**Data records**
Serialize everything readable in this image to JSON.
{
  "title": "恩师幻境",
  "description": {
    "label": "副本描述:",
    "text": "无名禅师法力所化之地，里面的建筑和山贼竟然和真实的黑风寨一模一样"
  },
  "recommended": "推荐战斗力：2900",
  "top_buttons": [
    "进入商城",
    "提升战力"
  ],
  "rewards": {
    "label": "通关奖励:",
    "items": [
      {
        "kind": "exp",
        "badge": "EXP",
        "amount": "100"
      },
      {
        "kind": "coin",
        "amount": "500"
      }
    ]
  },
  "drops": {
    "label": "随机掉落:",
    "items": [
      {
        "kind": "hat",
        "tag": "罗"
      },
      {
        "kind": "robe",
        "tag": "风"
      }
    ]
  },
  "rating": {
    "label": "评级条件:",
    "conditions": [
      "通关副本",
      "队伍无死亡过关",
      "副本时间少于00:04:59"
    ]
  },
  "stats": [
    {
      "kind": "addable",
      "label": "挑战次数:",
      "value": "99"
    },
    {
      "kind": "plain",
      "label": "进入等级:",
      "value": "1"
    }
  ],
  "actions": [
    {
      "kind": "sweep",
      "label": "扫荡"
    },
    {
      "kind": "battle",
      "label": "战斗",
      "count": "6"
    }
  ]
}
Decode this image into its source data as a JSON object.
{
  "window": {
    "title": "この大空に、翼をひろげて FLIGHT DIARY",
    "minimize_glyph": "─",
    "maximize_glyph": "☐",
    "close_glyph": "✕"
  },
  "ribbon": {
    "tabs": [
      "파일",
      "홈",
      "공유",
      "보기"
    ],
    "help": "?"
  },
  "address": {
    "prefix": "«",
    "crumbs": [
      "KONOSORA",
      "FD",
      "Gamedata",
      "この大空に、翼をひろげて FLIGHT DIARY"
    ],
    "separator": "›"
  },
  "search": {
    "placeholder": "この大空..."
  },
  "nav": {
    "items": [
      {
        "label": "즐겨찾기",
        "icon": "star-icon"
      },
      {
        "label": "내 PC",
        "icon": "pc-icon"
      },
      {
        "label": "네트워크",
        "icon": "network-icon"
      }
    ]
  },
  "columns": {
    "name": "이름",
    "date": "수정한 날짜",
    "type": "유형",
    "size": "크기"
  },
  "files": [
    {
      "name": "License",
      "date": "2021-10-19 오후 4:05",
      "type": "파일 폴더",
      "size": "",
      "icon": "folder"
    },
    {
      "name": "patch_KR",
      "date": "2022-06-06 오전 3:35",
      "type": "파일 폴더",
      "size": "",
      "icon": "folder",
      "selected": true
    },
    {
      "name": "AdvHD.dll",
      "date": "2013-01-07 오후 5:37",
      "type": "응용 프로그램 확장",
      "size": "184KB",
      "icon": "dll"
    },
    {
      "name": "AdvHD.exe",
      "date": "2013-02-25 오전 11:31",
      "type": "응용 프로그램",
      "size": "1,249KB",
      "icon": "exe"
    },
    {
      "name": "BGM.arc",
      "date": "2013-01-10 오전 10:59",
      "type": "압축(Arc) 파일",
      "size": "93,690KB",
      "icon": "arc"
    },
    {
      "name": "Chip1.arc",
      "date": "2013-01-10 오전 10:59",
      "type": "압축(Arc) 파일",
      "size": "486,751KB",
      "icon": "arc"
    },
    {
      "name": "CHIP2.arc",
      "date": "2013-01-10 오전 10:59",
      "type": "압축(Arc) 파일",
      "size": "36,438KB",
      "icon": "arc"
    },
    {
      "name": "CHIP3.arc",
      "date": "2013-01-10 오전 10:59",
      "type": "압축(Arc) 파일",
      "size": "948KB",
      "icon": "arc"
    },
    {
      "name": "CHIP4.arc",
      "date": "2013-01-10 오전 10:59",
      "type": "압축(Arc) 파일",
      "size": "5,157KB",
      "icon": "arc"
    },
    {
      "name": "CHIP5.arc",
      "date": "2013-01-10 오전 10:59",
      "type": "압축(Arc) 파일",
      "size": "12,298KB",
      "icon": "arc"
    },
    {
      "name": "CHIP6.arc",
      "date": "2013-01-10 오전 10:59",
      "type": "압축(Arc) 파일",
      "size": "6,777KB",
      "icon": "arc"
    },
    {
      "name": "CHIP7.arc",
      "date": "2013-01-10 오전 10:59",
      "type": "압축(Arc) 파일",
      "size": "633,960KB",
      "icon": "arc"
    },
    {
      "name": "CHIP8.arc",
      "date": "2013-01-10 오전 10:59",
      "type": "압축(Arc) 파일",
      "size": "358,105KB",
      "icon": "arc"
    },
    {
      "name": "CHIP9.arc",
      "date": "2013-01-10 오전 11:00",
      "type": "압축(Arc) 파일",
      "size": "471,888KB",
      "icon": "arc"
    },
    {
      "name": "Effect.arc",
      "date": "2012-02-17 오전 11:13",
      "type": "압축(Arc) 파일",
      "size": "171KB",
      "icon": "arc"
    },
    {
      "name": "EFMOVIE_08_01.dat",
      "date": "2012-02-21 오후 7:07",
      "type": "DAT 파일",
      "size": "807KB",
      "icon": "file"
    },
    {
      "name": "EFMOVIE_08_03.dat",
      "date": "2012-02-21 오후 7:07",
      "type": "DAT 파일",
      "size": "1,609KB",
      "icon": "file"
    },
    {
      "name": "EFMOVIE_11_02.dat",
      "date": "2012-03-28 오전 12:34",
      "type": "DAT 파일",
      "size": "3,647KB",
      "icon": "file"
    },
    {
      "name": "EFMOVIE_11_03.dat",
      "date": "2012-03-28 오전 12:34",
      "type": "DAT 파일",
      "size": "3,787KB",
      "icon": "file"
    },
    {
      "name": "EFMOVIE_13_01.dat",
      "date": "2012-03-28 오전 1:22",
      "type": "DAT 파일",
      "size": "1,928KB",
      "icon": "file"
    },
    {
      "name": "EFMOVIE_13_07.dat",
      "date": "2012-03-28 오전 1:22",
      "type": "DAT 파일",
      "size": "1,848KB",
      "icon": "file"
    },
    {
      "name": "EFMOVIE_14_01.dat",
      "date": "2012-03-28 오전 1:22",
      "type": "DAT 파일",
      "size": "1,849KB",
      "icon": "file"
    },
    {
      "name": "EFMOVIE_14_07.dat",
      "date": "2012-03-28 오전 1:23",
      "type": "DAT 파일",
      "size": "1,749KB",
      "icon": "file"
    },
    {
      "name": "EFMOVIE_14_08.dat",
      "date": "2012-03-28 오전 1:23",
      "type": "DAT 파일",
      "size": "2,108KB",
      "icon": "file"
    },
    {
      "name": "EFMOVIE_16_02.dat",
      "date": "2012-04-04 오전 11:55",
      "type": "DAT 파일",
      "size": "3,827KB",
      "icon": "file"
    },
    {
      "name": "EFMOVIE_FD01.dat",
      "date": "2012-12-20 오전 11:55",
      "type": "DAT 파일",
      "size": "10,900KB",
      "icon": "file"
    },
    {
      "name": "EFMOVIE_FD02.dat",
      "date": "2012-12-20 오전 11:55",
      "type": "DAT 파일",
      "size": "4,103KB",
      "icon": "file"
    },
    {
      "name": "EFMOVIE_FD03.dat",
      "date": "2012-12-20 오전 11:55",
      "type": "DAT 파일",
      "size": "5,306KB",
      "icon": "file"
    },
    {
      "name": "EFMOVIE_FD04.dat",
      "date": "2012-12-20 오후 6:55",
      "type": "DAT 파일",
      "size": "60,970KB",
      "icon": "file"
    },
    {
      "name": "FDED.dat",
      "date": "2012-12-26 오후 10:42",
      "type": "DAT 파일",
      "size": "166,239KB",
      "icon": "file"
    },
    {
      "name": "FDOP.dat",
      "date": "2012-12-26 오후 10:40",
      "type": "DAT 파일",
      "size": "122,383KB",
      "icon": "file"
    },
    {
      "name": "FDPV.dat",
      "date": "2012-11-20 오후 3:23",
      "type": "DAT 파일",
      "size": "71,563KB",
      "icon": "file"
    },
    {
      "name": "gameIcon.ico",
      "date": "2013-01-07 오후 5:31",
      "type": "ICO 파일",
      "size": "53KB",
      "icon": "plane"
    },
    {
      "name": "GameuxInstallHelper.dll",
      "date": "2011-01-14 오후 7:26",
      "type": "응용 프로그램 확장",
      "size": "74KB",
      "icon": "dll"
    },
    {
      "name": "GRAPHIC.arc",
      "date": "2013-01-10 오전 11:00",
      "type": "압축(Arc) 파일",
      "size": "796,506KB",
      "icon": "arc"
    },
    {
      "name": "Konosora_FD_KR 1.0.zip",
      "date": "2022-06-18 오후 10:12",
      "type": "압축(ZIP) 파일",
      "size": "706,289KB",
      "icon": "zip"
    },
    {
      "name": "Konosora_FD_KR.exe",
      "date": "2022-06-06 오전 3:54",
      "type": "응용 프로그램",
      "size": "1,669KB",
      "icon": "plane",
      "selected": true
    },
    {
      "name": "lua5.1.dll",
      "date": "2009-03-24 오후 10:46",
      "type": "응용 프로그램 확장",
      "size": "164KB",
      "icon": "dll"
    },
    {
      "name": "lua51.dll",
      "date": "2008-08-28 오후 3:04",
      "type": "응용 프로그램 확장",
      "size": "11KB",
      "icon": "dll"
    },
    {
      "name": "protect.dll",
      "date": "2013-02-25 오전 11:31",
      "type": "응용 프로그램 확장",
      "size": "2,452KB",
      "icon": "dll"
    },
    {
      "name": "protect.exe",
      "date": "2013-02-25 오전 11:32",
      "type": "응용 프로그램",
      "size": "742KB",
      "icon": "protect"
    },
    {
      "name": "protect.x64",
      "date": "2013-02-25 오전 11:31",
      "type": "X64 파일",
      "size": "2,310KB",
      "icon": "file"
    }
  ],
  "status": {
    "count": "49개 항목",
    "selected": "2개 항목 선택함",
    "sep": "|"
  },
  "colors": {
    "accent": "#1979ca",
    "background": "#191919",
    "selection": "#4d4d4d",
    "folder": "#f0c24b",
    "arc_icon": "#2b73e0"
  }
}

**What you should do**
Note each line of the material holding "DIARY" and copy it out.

**Problem solution**
    "title": "この大空に、翼をひろげて FLIGHT DIARY",
      "この大空に、翼をひろげて FLIGHT DIARY"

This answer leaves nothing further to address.